  • Preemption. The new federal law preempts only those state-level reporting requirements that either a) duplicate the new federal reporting requirements, or b) require reporting of transfers valued at less than $10. However, any additional reporting requirements that states may choose to impose are not preempted, including state requirements that manufacturers disclose additional information not otherwise covered by the new federal law.

Future Outlook

While the new federal law establishes federal-level requirements for the disclosure of manufacturer payments to physicians and teaching hospitals, states remain free to adjust their policies to the new federal baseline.

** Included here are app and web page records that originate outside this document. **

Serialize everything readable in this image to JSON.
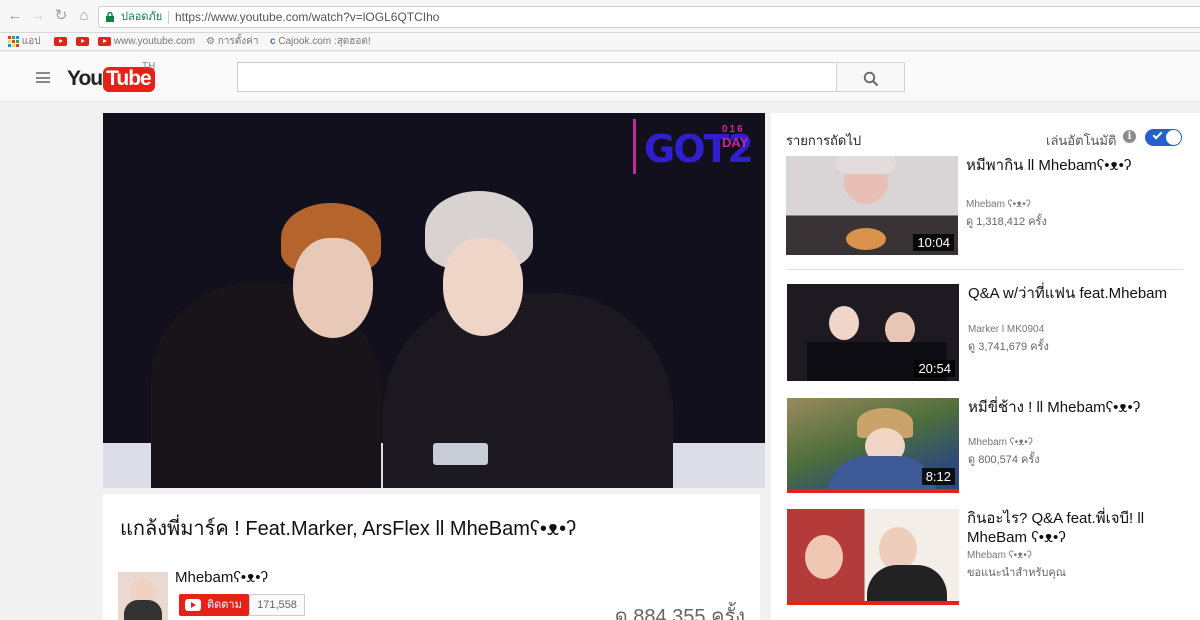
{
  "browser": {
    "secure_label": "ปลอดภัย",
    "url": "https://www.youtube.com/watch?v=lOGL6QTCIho",
    "bookmarks": [
      "แอป",
      "www.youtube.com",
      "การตั้งค่า",
      "Cajook.com :สุดฮอต!"
    ]
  },
  "header": {
    "logo_you": "You",
    "logo_tube": "Tube",
    "region": "TH",
    "search_placeholder": ""
  },
  "player": {
    "overlay_logo": "GOT2",
    "overlay_day": "DAY",
    "overlay_year": "016"
  },
  "video": {
    "title": "แกล้งพี่มาร์ค ! Feat.Marker, ArsFlex ll MheBamʕ•ᴥ•ʔ",
    "channel": "Mhebamʕ•ᴥ•ʔ",
    "subscribe_label": "ติดตาม",
    "subscriber_count": "171,558",
    "view_count": "ดู 884,355 ครั้ง"
  },
  "sidebar": {
    "up_next": "รายการถัดไป",
    "autoplay": "เล่นอัตโนมัติ",
    "autoplay_on": true,
    "items": [
      {
        "title": "หมีพากิน ll Mhebamʕ•ᴥ•ʔ",
        "channel": "Mhebam ʕ•ᴥ•ʔ",
        "views": "ดู 1,318,412 ครั้ง",
        "duration": "10:04",
        "watched": false
      },
      {
        "title": "Q&A w/ว่าที่แฟน feat.Mhebam",
        "channel": "Marker l MK0904",
        "views": "ดู 3,741,679 ครั้ง",
        "duration": "20:54",
        "watched": false
      },
      {
        "title": "หมีขี่ช้าง ! ll Mhebamʕ•ᴥ•ʔ",
        "channel": "Mhebam ʕ•ᴥ•ʔ",
        "views": "ดู 800,574 ครั้ง",
        "duration": "8:12",
        "watched": true
      },
      {
        "title": "กินอะไร? Q&A feat.พี่เจบี! ll MheBam ʕ•ᴥ•ʔ",
        "channel": "Mhebam ʕ•ᴥ•ʔ",
        "views": "ขอแนะนำสำหรับคุณ",
        "duration": "",
        "watched": true
      }
    ]
  },
  "colors": {
    "youtube_red": "#e62117",
    "toggle_blue": "#2560d0",
    "secure_green": "#0b8043"
  }
}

For instance, states with existing reporting laws (or states considering implementing such laws) may now consider including provisions requiring disclosure of additional information not covered by the new federal law, or requiring disclosure of payments to additional categories of health professionals not covered by the new federal law (such as pharmacy benefit managers). As a result, the drug and device industries should continue monitoring state law developments, while simultaneously implementing compliance programs that respond to both the new federal law and the growing patchwork of state disclosure laws.

The new federal law is also expected to lead to new HHS regulations that will both interpret substantive provisions of the statute and detail the development of the new data reporting and collection framework. Input from those involved in the biotechnology, health care, and drug and device sectors will be of significant importance during the HHS rulemaking process.

Foley Hoag has extensive experience advising interested companies and organizations who wish to comment or participate in the regulatory process, as well as assisting companies in adopting and implementing codes of conduct and aggregate spend programs as part of a comprehensive compliance program.